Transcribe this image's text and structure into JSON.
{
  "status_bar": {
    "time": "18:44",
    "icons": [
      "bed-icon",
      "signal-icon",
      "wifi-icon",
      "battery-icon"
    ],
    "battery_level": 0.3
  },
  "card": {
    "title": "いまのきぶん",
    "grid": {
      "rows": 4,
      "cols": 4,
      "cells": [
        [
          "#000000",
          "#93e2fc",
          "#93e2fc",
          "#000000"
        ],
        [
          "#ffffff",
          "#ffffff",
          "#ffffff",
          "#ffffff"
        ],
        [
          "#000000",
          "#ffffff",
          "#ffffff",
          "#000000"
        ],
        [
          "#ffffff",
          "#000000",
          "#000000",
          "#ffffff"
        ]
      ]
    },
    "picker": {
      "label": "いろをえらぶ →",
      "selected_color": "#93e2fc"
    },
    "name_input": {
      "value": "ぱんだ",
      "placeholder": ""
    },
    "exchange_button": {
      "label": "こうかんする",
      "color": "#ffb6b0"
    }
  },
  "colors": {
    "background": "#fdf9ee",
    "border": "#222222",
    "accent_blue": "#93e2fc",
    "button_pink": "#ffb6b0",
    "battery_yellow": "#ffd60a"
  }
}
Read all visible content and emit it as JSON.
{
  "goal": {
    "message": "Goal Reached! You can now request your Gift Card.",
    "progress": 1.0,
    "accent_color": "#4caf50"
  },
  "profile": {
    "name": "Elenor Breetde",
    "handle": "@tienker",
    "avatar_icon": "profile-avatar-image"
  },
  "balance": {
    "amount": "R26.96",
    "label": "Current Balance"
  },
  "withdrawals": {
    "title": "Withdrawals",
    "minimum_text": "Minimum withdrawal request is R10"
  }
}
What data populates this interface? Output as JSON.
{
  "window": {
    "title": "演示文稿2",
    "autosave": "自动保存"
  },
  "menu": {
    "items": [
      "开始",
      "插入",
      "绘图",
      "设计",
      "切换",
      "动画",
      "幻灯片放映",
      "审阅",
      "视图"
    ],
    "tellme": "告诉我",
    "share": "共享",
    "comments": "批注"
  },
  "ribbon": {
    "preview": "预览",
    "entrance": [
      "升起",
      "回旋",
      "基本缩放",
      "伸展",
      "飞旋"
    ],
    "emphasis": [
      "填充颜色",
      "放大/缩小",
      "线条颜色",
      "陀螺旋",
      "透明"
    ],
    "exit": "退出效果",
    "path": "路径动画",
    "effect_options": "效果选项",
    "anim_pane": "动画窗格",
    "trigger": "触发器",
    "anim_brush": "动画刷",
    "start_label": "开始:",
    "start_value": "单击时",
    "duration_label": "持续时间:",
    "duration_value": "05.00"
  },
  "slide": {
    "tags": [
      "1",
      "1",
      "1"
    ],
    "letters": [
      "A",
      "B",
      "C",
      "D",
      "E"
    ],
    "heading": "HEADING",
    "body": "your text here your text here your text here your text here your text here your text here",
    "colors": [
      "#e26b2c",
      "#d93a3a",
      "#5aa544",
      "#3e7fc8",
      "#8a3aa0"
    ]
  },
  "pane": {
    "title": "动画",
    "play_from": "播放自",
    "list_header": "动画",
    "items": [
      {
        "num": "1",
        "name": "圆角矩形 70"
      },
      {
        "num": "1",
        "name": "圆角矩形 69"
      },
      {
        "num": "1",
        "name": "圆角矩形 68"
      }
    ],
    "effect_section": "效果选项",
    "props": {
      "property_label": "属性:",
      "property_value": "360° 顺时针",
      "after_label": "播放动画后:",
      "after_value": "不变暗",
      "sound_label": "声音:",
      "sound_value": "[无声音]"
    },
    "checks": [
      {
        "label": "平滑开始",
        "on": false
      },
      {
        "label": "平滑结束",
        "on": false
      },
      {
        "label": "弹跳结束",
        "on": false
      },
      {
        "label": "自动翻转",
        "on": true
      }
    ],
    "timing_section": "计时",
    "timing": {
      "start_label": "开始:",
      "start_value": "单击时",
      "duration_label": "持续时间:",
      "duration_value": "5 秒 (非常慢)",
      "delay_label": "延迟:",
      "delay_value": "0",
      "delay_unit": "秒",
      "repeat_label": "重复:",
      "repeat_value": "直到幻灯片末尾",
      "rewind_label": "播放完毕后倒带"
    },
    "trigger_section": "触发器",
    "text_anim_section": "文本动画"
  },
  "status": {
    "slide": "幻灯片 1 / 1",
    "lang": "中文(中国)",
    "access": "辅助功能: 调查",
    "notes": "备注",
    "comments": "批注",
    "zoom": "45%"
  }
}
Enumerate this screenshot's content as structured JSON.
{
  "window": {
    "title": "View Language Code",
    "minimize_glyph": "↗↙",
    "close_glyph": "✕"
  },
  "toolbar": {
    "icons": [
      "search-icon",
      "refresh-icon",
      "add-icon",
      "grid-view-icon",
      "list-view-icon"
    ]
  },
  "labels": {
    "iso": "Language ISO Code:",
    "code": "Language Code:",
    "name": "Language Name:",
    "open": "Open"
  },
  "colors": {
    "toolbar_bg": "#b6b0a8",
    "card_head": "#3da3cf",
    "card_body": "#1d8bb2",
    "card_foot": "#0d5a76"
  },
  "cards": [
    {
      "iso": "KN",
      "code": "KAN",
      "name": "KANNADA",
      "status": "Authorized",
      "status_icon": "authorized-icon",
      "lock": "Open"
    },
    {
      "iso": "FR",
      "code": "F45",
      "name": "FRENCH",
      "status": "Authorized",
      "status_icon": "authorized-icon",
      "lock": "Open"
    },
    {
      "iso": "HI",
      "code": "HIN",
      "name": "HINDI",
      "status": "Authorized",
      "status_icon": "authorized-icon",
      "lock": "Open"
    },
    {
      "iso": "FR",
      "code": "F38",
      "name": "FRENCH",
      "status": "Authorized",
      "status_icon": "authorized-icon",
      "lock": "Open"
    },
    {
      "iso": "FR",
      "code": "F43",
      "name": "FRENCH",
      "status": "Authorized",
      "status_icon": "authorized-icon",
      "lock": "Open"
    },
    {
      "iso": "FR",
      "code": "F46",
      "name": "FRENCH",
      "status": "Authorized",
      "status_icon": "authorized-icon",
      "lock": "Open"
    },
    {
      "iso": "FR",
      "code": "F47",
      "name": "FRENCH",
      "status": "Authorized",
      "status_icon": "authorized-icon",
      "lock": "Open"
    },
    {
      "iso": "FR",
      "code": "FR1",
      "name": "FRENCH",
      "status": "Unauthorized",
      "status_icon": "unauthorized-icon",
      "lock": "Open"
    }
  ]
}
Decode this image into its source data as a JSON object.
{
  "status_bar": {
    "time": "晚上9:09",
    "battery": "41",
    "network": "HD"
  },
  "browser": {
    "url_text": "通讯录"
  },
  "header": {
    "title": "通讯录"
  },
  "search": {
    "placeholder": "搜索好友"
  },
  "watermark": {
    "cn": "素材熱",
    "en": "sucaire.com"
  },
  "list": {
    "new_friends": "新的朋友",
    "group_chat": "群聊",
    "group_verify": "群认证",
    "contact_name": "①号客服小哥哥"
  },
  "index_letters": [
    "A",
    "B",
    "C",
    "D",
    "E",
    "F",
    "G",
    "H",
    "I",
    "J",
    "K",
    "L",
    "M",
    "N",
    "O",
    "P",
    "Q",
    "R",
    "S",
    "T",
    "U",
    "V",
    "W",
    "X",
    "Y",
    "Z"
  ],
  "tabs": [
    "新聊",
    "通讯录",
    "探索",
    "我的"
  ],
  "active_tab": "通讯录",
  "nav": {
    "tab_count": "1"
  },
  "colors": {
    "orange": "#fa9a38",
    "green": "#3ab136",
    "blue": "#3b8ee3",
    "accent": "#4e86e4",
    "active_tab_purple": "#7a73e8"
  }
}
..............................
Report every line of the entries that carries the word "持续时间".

    "duration_label": "持续时间:",
      "duration_label": "持续时间:",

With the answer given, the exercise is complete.